With an astonishing price tag of $1.28 Trillion, the Paris Climate Accord put America’s interests last, and would have given known polluting nations, such as China and India, unfair economic advantages, with little accountability for green house gas emissions.
posted by Marjorie Haun
On Thursday, June 1, President Trump retracted the United States’ participation in the Paris Climate Accord. Enforcement of the pact would have had virtually no impact on ‘global warming,’ but would have decimated many sectors of America’s domestic industry, especially coal extraction, and coal-fired power plants. With an astonishing price tag of $1.28 to $3 trillion, the Paris Climate Accord put America’s interests last, and would have given known polluting nations, such as China and India, unfair economic advantages, with little accountability for green house gas emissions.
President Trump said this about his decision to withdraw from Obama’s Paris Climate pact:
We have among the most abundant energy reserves on the planet, sufficient to lift millions of America’s poorest workers out of poverty. Yet, under this agreement, we are effectively putting these reserves under lock and key, taking away the great wealth of our nation — it’s great wealth, it’s phenomenal wealth; not so long ago, we had no idea we had such wealth — and leaving millions and millions of families trapped in poverty and joblessness.
The agreement is a massive redistribution of United States wealth to other countries.

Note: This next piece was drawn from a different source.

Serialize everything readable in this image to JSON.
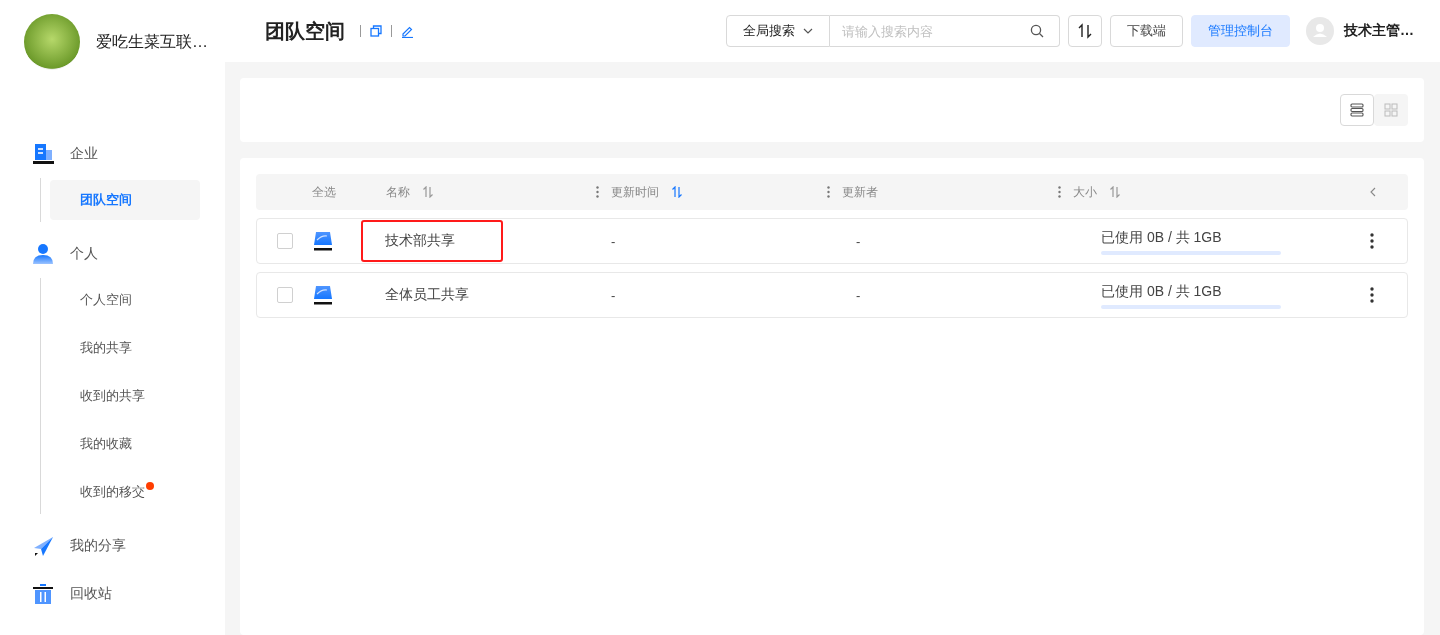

At 1 percent growth, renewable sources of energy can meet some of our domestic demand, but at 3 or 4 percent growth, which I expect, we need all forms of available American energy, or our country — (applause) — will be at grave risk of brownouts and blackouts, our businesses will come to a halt in many cases, and the American family will suffer the consequences in the form of lost jobs and a very diminished quality of life.
Even if the Paris Agreement were implemented in full, with total compliance from all nations, it is estimated it would only produce a two-tenths of one degree — think of that; this much — Celsius reduction in global temperature by the year 2100. Tiny, tiny amount. In fact, 14 days of carbon emissions from China alone would wipe out the gains from America — and this is an incredible statistic — would totally wipe out the gains from America’s expected reductions in the year 2030, after we have had to spend billions and billions of dollars, lost jobs, closed factories, and suffered much higher energy costs for our businesses and for our homes.
In response to the President’s decision to withdraw from the ineffective and economically-devastating climate pact, the Department of the Interior issued the following press release:
Secretary Zinke Applauds President Trump’s Action to Restore America’s Energy Destiny
Date: June 1, 2017
WASHINGTON – U.S. Secretary of the Interior Ryan Zinke today applauded President Donald J. Trump’s decision to eject the United States from the Obama-era, multi-national Paris Accord. The Department of the Interior is in charge of most energy development on federal lands, including oil, gas, coal, wind, geothermal, and other sources, as well as oil, gas and wind on the Outer Continental Shelf.
The following statement is from Secretary Ryan Zinke:
“America’s energy and economic destiny should be up to the United States, not the United Nations. Today the President took bold and decisive action to pull the U.S. out of the poorly-negotiated Paris Accord that would kill American jobs and manufacturing while doing little to protect the environment.
“We all agree that clean air and clean water are top priorities, but this deal was an example of another give-away to foreign interests and locks America into a permanent competitive disadvantage. America has the resources and expertise to lead the world in responsible energy development and technology. To not use our resources to our advantage is simply wrong. The world is safer when America is strong. I was just in Alaska where Native Alaskan leaders expressed to me their long-held desire to increase oil and gas exploration in the Arctic so they can fund their schools, hospitals, and infrastructure.
“In order to meet the benchmarks in the Paris Accord, it’s estimated the U.S. would lose $3 trillion in output, over six million industrial jobs, three million manufacturing jobs, and will absolutely decimate the coal industry. No more. No longer will the federal government sign agreements that punish American workers.
“I am confident that advancements in technology and smart regulations will allow the United States to continue responsible energy development and production and continue to lower emissions.”
Trump’s withdrawal from the non-binding climate pact is a campaign promise kept. Men and women across the country, whose lives depend on resource-based industries, such as coal, oil and gas, minerals, and farming and ranching, voted for the President based on his promise to diminish regulations and revive these industries and the jobs they create. In fact, restrictions on our domestic energy production contained within the Paris Accord would have been completely contradictory to the promise of Secretary Zinke to return his department and its agencies to the mission of responsible resource development on America’s public lands.